### [ENTRIES SUPPLIED]
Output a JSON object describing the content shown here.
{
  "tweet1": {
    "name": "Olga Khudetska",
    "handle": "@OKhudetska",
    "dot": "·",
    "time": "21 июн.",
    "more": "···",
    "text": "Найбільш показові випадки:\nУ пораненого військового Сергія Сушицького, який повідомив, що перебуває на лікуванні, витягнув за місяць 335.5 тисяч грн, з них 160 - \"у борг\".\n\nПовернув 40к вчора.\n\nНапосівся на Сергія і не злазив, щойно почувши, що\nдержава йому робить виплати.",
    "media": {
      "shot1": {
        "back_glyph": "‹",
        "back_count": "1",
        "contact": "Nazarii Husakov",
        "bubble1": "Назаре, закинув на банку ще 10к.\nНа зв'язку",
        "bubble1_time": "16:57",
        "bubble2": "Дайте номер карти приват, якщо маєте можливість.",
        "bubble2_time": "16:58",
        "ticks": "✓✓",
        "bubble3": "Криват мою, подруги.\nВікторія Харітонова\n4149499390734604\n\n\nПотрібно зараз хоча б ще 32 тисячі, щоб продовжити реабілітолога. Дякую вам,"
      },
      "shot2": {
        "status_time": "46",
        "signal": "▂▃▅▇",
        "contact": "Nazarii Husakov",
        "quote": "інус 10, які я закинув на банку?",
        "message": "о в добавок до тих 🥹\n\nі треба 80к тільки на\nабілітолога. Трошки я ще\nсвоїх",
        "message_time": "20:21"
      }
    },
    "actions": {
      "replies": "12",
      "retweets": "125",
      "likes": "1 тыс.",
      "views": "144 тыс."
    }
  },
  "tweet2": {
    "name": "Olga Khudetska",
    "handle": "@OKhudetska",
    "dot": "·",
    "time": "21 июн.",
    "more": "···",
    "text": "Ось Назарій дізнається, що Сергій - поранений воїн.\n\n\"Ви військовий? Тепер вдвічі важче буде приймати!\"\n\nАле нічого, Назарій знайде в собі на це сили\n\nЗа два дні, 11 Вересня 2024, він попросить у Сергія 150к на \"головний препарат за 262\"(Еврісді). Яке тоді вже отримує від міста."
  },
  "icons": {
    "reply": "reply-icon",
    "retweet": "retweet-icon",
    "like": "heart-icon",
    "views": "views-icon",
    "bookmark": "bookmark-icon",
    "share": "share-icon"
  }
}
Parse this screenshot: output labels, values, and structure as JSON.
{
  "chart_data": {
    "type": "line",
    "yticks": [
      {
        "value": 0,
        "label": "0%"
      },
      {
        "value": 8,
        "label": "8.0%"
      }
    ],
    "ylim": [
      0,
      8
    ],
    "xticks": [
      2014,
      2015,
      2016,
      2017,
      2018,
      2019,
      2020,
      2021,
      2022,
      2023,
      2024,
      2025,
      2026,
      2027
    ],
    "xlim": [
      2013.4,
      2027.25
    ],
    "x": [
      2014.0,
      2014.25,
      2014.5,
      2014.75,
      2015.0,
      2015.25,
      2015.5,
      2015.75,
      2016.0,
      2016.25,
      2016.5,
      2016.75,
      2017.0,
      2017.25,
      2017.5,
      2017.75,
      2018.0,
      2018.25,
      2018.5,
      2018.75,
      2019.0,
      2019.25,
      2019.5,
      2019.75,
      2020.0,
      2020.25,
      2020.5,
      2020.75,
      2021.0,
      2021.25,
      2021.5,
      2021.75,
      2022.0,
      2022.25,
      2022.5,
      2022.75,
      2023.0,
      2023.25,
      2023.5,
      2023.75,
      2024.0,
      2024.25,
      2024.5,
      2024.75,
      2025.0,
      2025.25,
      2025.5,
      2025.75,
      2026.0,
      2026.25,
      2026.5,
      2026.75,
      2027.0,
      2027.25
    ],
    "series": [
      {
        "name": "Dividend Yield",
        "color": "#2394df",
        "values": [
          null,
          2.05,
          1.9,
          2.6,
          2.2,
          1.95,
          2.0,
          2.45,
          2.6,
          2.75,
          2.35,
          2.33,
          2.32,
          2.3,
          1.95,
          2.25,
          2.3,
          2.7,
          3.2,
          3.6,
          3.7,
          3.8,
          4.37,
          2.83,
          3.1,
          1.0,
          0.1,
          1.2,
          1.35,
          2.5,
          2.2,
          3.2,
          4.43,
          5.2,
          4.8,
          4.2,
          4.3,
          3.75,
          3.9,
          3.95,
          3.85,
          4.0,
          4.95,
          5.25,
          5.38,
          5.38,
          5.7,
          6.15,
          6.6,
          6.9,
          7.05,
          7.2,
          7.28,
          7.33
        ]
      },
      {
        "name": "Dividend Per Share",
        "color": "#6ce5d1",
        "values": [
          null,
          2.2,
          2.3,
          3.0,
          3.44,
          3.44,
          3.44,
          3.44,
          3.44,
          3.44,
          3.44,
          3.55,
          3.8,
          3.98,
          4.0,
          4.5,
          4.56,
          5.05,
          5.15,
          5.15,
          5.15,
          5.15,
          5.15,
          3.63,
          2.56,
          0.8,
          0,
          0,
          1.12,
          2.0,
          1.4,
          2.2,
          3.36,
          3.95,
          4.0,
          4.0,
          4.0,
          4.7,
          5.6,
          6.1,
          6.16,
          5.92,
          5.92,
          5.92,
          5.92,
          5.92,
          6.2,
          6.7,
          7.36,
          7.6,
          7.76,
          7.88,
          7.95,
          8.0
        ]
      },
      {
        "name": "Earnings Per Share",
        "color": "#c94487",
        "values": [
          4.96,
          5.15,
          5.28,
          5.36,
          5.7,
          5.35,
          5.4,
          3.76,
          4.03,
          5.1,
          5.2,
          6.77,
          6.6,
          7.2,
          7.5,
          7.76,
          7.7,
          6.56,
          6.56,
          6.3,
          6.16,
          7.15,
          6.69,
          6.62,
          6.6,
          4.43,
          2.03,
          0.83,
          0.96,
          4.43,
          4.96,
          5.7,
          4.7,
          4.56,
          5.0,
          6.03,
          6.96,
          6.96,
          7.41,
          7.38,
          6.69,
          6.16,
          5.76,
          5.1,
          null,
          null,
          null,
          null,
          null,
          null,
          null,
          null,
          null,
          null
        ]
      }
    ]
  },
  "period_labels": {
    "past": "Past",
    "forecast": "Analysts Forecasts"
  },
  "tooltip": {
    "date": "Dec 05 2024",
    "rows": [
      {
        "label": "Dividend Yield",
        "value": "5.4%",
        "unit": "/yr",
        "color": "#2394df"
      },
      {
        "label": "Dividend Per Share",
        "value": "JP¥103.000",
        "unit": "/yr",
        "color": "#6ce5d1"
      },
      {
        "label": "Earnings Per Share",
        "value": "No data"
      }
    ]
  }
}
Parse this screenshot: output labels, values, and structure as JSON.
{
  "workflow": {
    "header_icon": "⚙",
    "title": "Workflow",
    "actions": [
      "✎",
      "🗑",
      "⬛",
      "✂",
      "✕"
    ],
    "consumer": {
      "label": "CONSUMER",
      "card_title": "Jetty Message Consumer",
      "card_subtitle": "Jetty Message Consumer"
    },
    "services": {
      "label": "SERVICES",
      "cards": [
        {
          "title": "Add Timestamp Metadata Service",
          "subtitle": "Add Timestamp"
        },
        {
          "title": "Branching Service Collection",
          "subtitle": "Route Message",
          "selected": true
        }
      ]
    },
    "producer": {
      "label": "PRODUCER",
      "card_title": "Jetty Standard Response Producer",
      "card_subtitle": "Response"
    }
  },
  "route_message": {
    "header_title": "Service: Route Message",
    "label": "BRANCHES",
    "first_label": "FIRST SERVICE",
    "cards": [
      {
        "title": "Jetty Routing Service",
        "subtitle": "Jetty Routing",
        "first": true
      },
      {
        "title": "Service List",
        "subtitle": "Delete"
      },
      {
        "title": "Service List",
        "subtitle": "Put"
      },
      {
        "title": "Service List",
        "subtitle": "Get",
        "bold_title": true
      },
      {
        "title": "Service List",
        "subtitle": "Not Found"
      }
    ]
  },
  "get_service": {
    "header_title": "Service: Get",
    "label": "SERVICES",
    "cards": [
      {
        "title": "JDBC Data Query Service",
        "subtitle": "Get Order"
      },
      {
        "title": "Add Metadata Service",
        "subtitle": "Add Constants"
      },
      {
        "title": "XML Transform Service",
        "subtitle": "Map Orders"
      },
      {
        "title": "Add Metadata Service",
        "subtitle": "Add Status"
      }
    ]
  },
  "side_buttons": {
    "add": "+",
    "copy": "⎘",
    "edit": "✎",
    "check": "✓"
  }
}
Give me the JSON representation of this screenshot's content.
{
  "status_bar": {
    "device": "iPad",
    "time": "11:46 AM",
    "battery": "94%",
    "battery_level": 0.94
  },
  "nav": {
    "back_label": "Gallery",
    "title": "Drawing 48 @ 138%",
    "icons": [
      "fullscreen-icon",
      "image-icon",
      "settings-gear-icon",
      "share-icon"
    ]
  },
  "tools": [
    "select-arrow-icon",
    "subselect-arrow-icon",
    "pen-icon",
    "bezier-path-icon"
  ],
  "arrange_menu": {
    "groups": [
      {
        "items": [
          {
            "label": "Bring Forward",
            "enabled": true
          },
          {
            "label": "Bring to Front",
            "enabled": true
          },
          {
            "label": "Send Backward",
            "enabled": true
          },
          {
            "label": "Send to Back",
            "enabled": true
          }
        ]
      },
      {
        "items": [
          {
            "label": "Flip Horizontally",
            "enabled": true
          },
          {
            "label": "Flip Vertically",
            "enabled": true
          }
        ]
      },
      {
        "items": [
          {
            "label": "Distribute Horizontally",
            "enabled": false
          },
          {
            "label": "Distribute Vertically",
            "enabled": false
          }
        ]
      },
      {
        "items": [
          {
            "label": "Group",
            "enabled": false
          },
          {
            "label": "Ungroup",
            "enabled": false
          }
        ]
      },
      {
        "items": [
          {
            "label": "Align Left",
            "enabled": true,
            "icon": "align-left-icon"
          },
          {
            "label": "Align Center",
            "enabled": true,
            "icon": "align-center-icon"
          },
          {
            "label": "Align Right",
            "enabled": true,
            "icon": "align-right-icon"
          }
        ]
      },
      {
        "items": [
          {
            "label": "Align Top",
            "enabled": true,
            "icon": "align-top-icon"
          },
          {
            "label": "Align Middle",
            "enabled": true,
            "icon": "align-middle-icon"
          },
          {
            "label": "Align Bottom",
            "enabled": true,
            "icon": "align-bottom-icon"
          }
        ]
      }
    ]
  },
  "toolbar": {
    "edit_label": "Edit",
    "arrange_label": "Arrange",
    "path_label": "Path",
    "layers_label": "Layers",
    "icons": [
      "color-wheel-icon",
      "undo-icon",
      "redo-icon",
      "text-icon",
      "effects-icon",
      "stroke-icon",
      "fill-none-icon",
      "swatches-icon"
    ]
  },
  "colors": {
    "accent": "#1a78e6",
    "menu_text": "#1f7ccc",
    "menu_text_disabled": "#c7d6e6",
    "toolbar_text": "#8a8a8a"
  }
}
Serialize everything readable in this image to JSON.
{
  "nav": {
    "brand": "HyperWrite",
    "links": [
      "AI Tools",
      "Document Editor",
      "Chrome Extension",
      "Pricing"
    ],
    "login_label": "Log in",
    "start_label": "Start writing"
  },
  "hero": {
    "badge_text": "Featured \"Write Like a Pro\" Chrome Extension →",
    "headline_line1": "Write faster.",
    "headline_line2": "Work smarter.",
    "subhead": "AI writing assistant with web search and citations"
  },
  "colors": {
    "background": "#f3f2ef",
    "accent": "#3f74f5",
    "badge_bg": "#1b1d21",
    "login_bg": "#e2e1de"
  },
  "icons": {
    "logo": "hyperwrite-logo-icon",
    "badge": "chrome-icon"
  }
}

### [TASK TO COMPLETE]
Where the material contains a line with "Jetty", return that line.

### [RESULT BELOW]
      "card_title": "Jetty Message Consumer",
      "card_subtitle": "Jetty Message Consumer"
      "card_title": "Jetty Standard Response Producer",
        "title": "Jetty Routing Service",
        "subtitle": "Jetty Routing",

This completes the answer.